Filmmaker, photo hound, author of Miss Peregrine's Home for Peculiar Children. Ransom was a daily contributor to mentalfloss.com for many, many years.
Critiquing Time Magazine's "Person of the Year" choice has been an annual sport since the feature began in 1927. Judging from its controversial choices, it's obviously not a popularity contest: 1938's winner was Adolph Hitler and 1939's was Joseph Stalin; Iran's Ayatollah Khomeini won in 1979. But this year's "person" may be the magazine's most controversial choice yet -- partly because, in this humble blog's occasionally-esteemed opinion, it's a total cop-out.
The winner? "You." As in the "You"... READ ON
Religious pareidolia: the perception of religious-icon-shaped patterns where none were intended. Over the years, everyone from the Virgin Mary to Mother Teresa have been spotted in impromptu appearances on food items, freeway underpasses and almost anywhere you can imagine, often drawing thousands -- and sometimes hundreds of thousands -- of faithful pilgrims. So here's the challenge: which of the following examples of religious pareidolia were actually reported (and in many cases, celebrated) and which... READ ON
This guy really wants to be blogged about. Well, I'll bite -- the pictures are hard to resist! Thanks to the Cellar for the skinny:
Veterinarians at the oceanarium in Fushun, China had a problem. Two of their dolphins had taken up the habit of eating pieces of plastic off the edge of their pool. And some of the pieces were so large they couldn't be digested. The dolphins went off their food and became depressed. The vets tried to retrieve the pieces with surgical tools, but the dolphins' stomachs... READ ON
Stop the presses, right? Sure, most people assume that celebrities are more narcissistic than regular people. Until recently, however, we didn't have a study to prove it. That's where Dr. Drew Pinksy (of Loveline fame) comes in, who is, by the way, an actual doctor of psychology (unlike his less-credentialed ex-sidekick, Adam Carolla). Dr. Drew has celebrities appear on his radio show all the time, and during breaks over the last several years, he has been asking them to take a test.
It's called... READ ON
Just like their standards for film content which result in the familiar ratings system (G, PG, PG-13, R, etc), the MPAA (Motion Picture Association of America) has rules for what you can and can't show in a movie poster. According to MPAA spokeswoman Gayle Osterberg, the big no-nos are "depictions of violence, blood, people in jeopardy, drugs, nudity, profanity, people in frightening situations, disturbing or frightening scenes."
Yet somehow, the evil geniuses of entertainment advertising keep finding... READ ON
The Sumatran tiger -- one of the rarest big cats in the world -- is also perhaps the world's most camera-shy. The protected national parks on the island of Sumatra where they live are lousy with heat-sensitive surveillance cameras, which have become necessary thanks to the efforts of criminal loggers and poachers. (They operate with relative impugnity despite the parks' "protected" status, and between 1998-2000, as many as 66 tigers were poached -- that's about 20% of the total population.)

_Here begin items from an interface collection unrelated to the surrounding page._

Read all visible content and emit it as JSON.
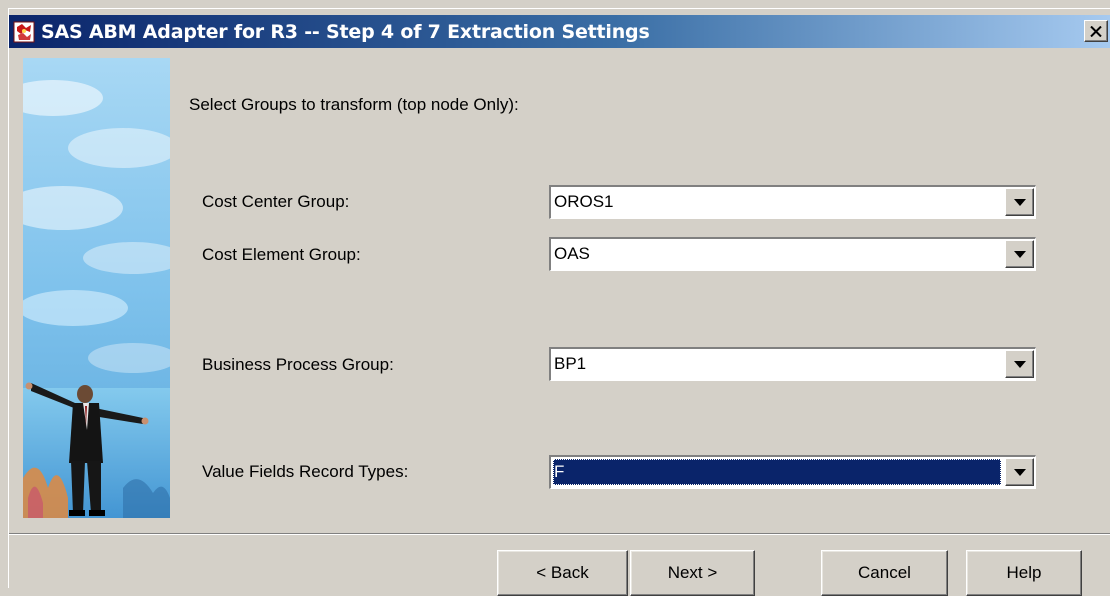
{
  "window": {
    "title": "SAS ABM Adapter for R3  -- Step 4 of 7  Extraction Settings",
    "close_label": "✕"
  },
  "main": {
    "heading": "Select Groups to transform (top node Only):",
    "fields": [
      {
        "label": "Cost Center Group:",
        "value": "OROS1"
      },
      {
        "label": "Cost Element Group:",
        "value": "OAS"
      },
      {
        "label": "Business Process Group:",
        "value": "BP1"
      },
      {
        "label": "Value Fields Record Types:",
        "value": "F"
      }
    ]
  },
  "buttons": {
    "back": "< Back",
    "next": "Next >",
    "cancel": "Cancel",
    "help": "Help"
  },
  "colors": {
    "titlebar_start": "#0a246a",
    "titlebar_end": "#a6caf0",
    "dialog_bg": "#d4d0c8",
    "selection": "#0a246a"
  },
  "icons": {
    "title": "sas-app-icon",
    "close": "close-icon",
    "dropdown": "chevron-down-icon"
  }
}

The... READ ON
This year, it should be easy to figure out who's been naughty and who's been nice; people who feel like they're being watched are much more likely to be honest, psychologists at England's Newcastle University have discovered, than those who don't. While this may not in itself be a revolutionary concept, the way the docs conducted their experiment deserves mention.

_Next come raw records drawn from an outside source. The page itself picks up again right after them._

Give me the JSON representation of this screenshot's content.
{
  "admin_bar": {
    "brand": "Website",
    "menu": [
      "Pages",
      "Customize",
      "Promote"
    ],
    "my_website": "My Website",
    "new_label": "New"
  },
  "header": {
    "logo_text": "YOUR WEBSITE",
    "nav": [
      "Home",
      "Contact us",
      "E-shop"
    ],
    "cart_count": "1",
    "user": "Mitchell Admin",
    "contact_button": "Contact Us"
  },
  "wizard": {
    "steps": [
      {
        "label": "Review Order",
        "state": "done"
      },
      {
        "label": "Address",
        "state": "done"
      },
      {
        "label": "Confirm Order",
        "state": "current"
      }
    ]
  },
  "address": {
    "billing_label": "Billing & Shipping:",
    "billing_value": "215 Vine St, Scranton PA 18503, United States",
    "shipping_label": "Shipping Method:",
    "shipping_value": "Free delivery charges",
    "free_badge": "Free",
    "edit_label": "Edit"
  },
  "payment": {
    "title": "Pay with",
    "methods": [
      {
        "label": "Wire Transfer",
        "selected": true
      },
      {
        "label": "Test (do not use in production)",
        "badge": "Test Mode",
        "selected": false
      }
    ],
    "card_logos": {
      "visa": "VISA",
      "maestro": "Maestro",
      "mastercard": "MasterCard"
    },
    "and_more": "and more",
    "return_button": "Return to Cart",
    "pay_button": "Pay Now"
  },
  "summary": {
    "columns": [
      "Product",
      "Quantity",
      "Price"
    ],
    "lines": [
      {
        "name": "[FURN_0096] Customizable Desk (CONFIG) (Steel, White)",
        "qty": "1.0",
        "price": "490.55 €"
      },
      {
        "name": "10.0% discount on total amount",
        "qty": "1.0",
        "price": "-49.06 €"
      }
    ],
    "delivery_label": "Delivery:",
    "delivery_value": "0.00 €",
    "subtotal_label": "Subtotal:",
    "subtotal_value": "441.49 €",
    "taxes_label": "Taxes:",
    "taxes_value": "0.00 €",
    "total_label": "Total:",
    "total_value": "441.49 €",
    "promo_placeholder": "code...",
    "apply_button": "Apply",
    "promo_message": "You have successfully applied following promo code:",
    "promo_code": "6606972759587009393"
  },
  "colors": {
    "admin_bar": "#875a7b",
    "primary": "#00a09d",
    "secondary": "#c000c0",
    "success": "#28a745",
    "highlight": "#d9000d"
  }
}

There's a coffee cart at Newcastle University -- which operates on the honor system. People can help themselves, so long as they leave 50p... READ ON
Scary photo, huh? It's a park in China, not the U.S., on Huashan Mountain called "ear-touching cliff," so named because if you don't hug that rock face as you walk (thereby pressing your ear against it) you might end up like Wile E. Coyote -- pancake-flat, at the bottom of the chasm. No, America's parks aren't quite this dangerous, but we've got some doozies, according to a comprehensive 2002 survey of park rangers. Here are some of the country's most dangerous parks, and why:
#1: Organ Pipe Cactus... READ ON
... or at least it seems to be in lab mice. Researchers at Yale's medical school have discovered that mice who take tests while hungry do significantly better than sated mice. They process information faster, they retain it longer; basically, they're smarter. The culprit seems to be the hormone grellin, produced by the lining of the stomach when empty. It binds not only to that part of the brain which registers hunger (the hypothalamus) but to the researchers' surprise, to the memory and learning... READ ON
"Wear your helmet!" Moms are obligated to say it, and in many American cities, riders are obligated by law to do it. But psychologist and avid cyclist Ian (ironically-named) Walker recently challenged conventional wisdom by asking -- can wearing a helmet increase your chances of getting hurt on a bike?
The answer, according to his own studies, is yes. He found out by rigging his bike up with an ultrasonic sensor that could detect and record how closely cars passed him while riding on city streets,... READ ON
A baby can cost new parents 750 hours of sleep in the first year.